Let's think about the virtual cases. They were 13 years old (first grade in junior high school in Japan) in 1975 at the valley of figure. Evidence of 40-year-old hikikomori has recently become public. They were born in 1962 and are now 54 years old. They are the so-called "first generation of hikikomori." They became the futoko in the 1970s and shifted to hikikomori, maintaining their conditions. We discover them as middle-aged hikikomori.
The first generation of hikikomori shifted to hikikomori in the 70s; they are small-scale compared to the late years. Futoko increased drastically in the 1980s. Accordingly to the figure, the second or the third generation of Hikikomori—they became Futoko in the 1980s and the 1990s—is several times larger than the first generations.
We can understand that hikikomori increased in the 1970s, from testimonies of the medical doctors and supporters, the transition of the long-term absentee and generalization of the middle-aged hikikomori. Hikikomori is a very modern phenomenon that generated during the past few decades.
Reference:
Hosaka T, 2000, Children to be absent from school—Considering the school education from the long-term absence and Furoko, University of Tokyo Press.(amazon)
Kado S, Takigawa K, Takaoka K, 1998, Solving the Futoko—proposals from the three psychiatrists, Minerva-shobou.(amazon)
Ministry of Education, Culture, Sports, Science and Technology, 1953‒1999, "School basics investigation."(webpage)

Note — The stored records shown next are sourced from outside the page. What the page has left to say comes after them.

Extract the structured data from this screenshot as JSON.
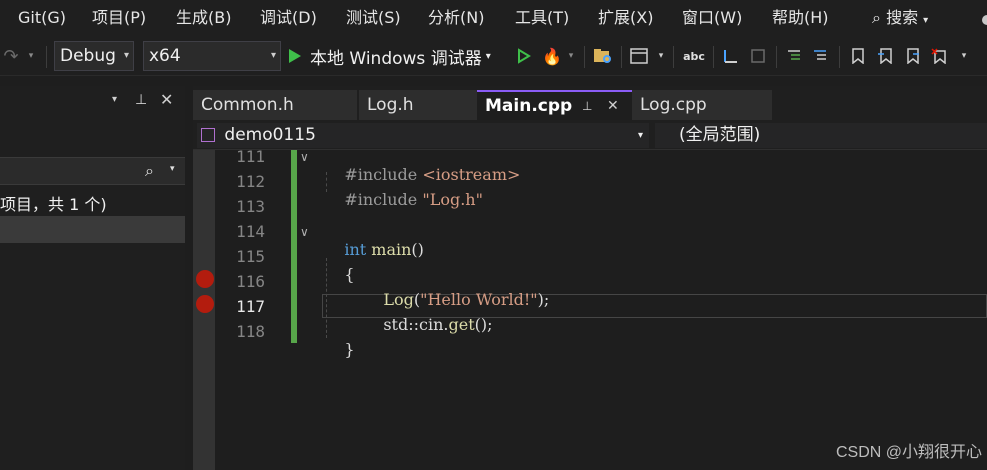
{
  "menu": {
    "items": [
      "Git(G)",
      "项目(P)",
      "生成(B)",
      "调试(D)",
      "测试(S)",
      "分析(N)",
      "工具(T)",
      "扩展(X)",
      "窗口(W)",
      "帮助(H)"
    ],
    "search_label": "搜索"
  },
  "toolbar": {
    "config": "Debug",
    "platform": "x64",
    "run_label": "本地 Windows 调试器"
  },
  "solution_explorer": {
    "info_text": "项目，共 1 个)"
  },
  "tabs": [
    {
      "label": "Common.h"
    },
    {
      "label": "Log.h"
    },
    {
      "label": "Main.cpp",
      "active": true
    },
    {
      "label": "Log.cpp"
    }
  ],
  "navbar": {
    "project": "demo0115",
    "scope": "(全局范围)"
  },
  "editor": {
    "line_numbers": [
      "111",
      "112",
      "113",
      "114",
      "115",
      "116",
      "117",
      "118"
    ],
    "current_line": "117",
    "breakpoint_lines": [
      "116",
      "117"
    ],
    "code": {
      "l111_pp": "#include ",
      "l111_str": "<iostream>",
      "l112_pp": "#include ",
      "l112_str": "\"Log.h\"",
      "l114_kw": "int",
      "l114_fn": " main",
      "l114_rest": "()",
      "l115": "{",
      "l116_fn": "Log",
      "l116_open": "(",
      "l116_str": "\"Hello World!\"",
      "l116_close": ");",
      "l117_ns": "std::cin.",
      "l117_fn": "get",
      "l117_rest": "();",
      "l118": "}"
    }
  },
  "watermark": "CSDN @小翔很开心",
  "colors": {
    "accent": "#8a5cf5",
    "breakpoint": "#e51400",
    "change_bar": "#57a64a",
    "keyword": "#569cd6",
    "string": "#d69d85"
  }
}
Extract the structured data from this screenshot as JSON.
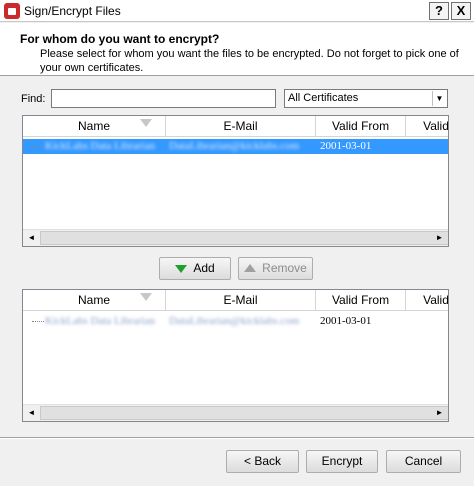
{
  "window": {
    "title": "Sign/Encrypt Files",
    "help_label": "?",
    "close_label": "X"
  },
  "header": {
    "title": "For whom do you want to encrypt?",
    "description": "Please select for whom you want the files to be encrypted. Do not forget to pick one of your own certificates."
  },
  "find": {
    "label": "Find:",
    "value": ""
  },
  "filter": {
    "selected": "All Certificates"
  },
  "columns": {
    "name": "Name",
    "email": "E-Mail",
    "valid_from": "Valid From",
    "valid_to": "Valid"
  },
  "available": {
    "rows": [
      {
        "name": "KickLabs Data Librarian",
        "email": "DataLibrarian@kicklabs.com",
        "valid_from": "2001-03-01",
        "selected": true
      }
    ]
  },
  "actions": {
    "add_label": "Add",
    "remove_label": "Remove"
  },
  "recipients": {
    "rows": [
      {
        "name": "KickLabs Data Librarian",
        "email": "DataLibrarian@kicklabs.com",
        "valid_from": "2001-03-01"
      }
    ]
  },
  "footer": {
    "back_label": "< Back",
    "encrypt_label": "Encrypt",
    "cancel_label": "Cancel"
  },
  "colors": {
    "selection": "#3399ff",
    "add_arrow": "#1f9e2f"
  }
}
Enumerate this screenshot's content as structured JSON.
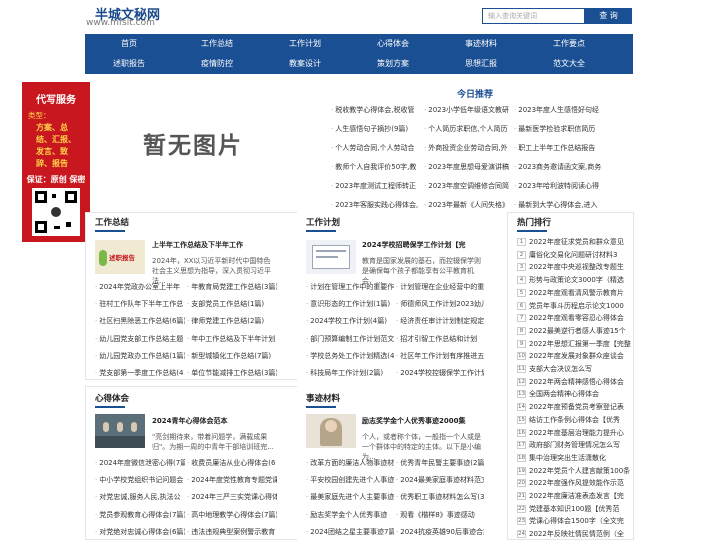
{
  "site": {
    "logo_text": "半城文秘网",
    "logo_url": "www.mfslt.com"
  },
  "search": {
    "placeholder": "输入查询关键词",
    "button": "查 询"
  },
  "nav": {
    "row1": [
      "首页",
      "工作总结",
      "工作计划",
      "心得体会",
      "事迹材料",
      "工作要点"
    ],
    "row2": [
      "述职报告",
      "疫情防控",
      "教案设计",
      "策划方案",
      "思想汇报",
      "范文大全"
    ]
  },
  "banner": {
    "title": "代写服务",
    "label": "类型：",
    "types": "方案、总结、汇报、发言、致辞、报告",
    "footer": "保证：原创 保密"
  },
  "noimage": "暂无图片",
  "recommend": {
    "title": "今日推荐",
    "items": [
      "税收教学心得体会,税收管",
      "2023小学低年级语文教研",
      "2023年度人生感悟好句经",
      "人生感悟句子摘抄(9篇)",
      "个人简历求职信,个人简历",
      "最新医学检验求职信简历",
      "个人劳动合同,个人劳动合",
      "外商投资企业劳动合同,外",
      "职工上半年工作总结报告",
      "教师个人自我评价50字,教",
      "2023年度思想母爱演讲稿",
      "2023商务邀请函文案,商务",
      "2023年度测试工程师转正",
      "2023年度空调维修合同简",
      "2023年哈利波特阅读心得",
      "2023年客服实践心得体会,",
      "2023年最新《人间失格》",
      "最新到大学心得体会,进入"
    ]
  },
  "sections": {
    "work_summary": {
      "title": "工作总结",
      "feature": {
        "title": "上半年工作总结及下半年工作",
        "desc": "2024年，XX以习近平新时代中国特色社会主义思想为指导，深入贯彻习近平法..."
      },
      "list": [
        "2024年党政办公室上半年",
        "年教育局党建工作总结(3篇)",
        "驻村工作队年下半年工作总",
        "支部党员工作总结(1篇)",
        "社区扫黑除恶工作总结(6篇)",
        "律师党建工作总结(2篇)",
        "幼儿园党支部工作总结主题",
        "年中工作总结及下半年计划",
        "幼儿园党政办工作总结(1篇)",
        "新型城镇化工作总结(7篇)",
        "党支部第一季度工作总结(4",
        "单位节能减排工作总结(3篇)"
      ]
    },
    "work_plan": {
      "title": "工作计划",
      "feature": {
        "title": "2024学校招聘保学工作计划【完",
        "desc": "教育是国家发展的基石，而控辍保学则是确保每个孩子都能享有公平教育机会、..."
      },
      "list": [
        "计划在管理工作中的重要作",
        "计划管理在企业经营中的重",
        "意识形态的工作计划(1篇)",
        "师德师风工作计划2023幼儿",
        "2024学校工作计划(4篇)",
        "经济责任审计计划制定规定",
        "部门预算编制工作计划范文",
        "招才引智工作总结和计划",
        "学校总务处工作计划精选(4",
        "社区年工作计划有序推进五",
        "科技局年工作计划(2篇)",
        "2024学校控辍保学工作计划"
      ]
    },
    "hot": {
      "title": "热门排行",
      "list": [
        "2022年度征求党员和群众意见",
        "庸俗化交易化问题研讨材料3",
        "2022年度中央巡视整改专题生",
        "形势与政策论文3000字（精选",
        "2022年度观看清风警示教育片",
        "党员年事斗历程启示论文1000",
        "2022年度观看零容忍心得体会",
        "2022最美逆行者感人事迹15个",
        "2022年思想汇报第一季度【完整",
        "2022年度发展对象群众座谈会",
        "支部大会决议怎么写",
        "2022年两会精神感悟心得体会",
        "全国两会精神心得体会",
        "2022年度预备党员考察登记表",
        "结访工作条例心得体会【优秀",
        "2022年度基层治理能力提升心",
        "政府部门财务管理情况怎么写",
        "集中治理突出生活潇散化",
        "2022年党员个人建言献策100条",
        "2022年度强作风提效能作示范",
        "2022年度廉洁准表态发言【完",
        "党建基本知识100题【优秀范",
        "党课心得体会1500字（全文完",
        "2022年反映社情民情范例（全"
      ]
    },
    "experience": {
      "title": "心得体会",
      "feature": {
        "title": "2024青年心得体会范本",
        "desc": "\"亮剑期待来，带着问题学，满载成果归\"。为期一周的中青年干部培训班完..."
      },
      "list": [
        "2024年度微信泄密心得(7篇)",
        "收费员廉洁从业心得体会(6",
        "中小学校党组织书记问题会",
        "2024年度党性教育专题党课",
        "对党忠诚,服务人民,执法公",
        "2024年三严三实党课心得体",
        "党员参观教育心得体会(7篇)",
        "高中地理教学心得体会(7篇)",
        "对党绝对忠诚心得体会(6篇)",
        "违法违规典型案例警示教育"
      ]
    },
    "deeds": {
      "title": "事迹材料",
      "feature": {
        "title": "励志奖学金个人优秀事迹2000集",
        "desc": "个人，或者称个体，一般指一个人或是一个群体中的特定的主体。以下是小编为..."
      },
      "list": [
        "改革方面的廉洁人物事迹材",
        "优秀青年民警主要事迹(2篇)",
        "平安校园创建先进个人事迹",
        "2024最美家庭事迹材料范文",
        "最美家庭先进个人主要事迹",
        "优秀职工事迹材料怎么写(3",
        "励志奖学金个人优秀事迹",
        "观看《楷样8》事迹感动",
        "2024团结之星主要事迹7篇",
        "2024抗疫英雄90后事迹合集"
      ]
    }
  }
}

Saito T, 2002, The Hikikomori Rescue Manual, PHP Institute.(amazon)
Saito T, 2003, Hikikomori Culture, Kinokuniya-Shoten.(amazon)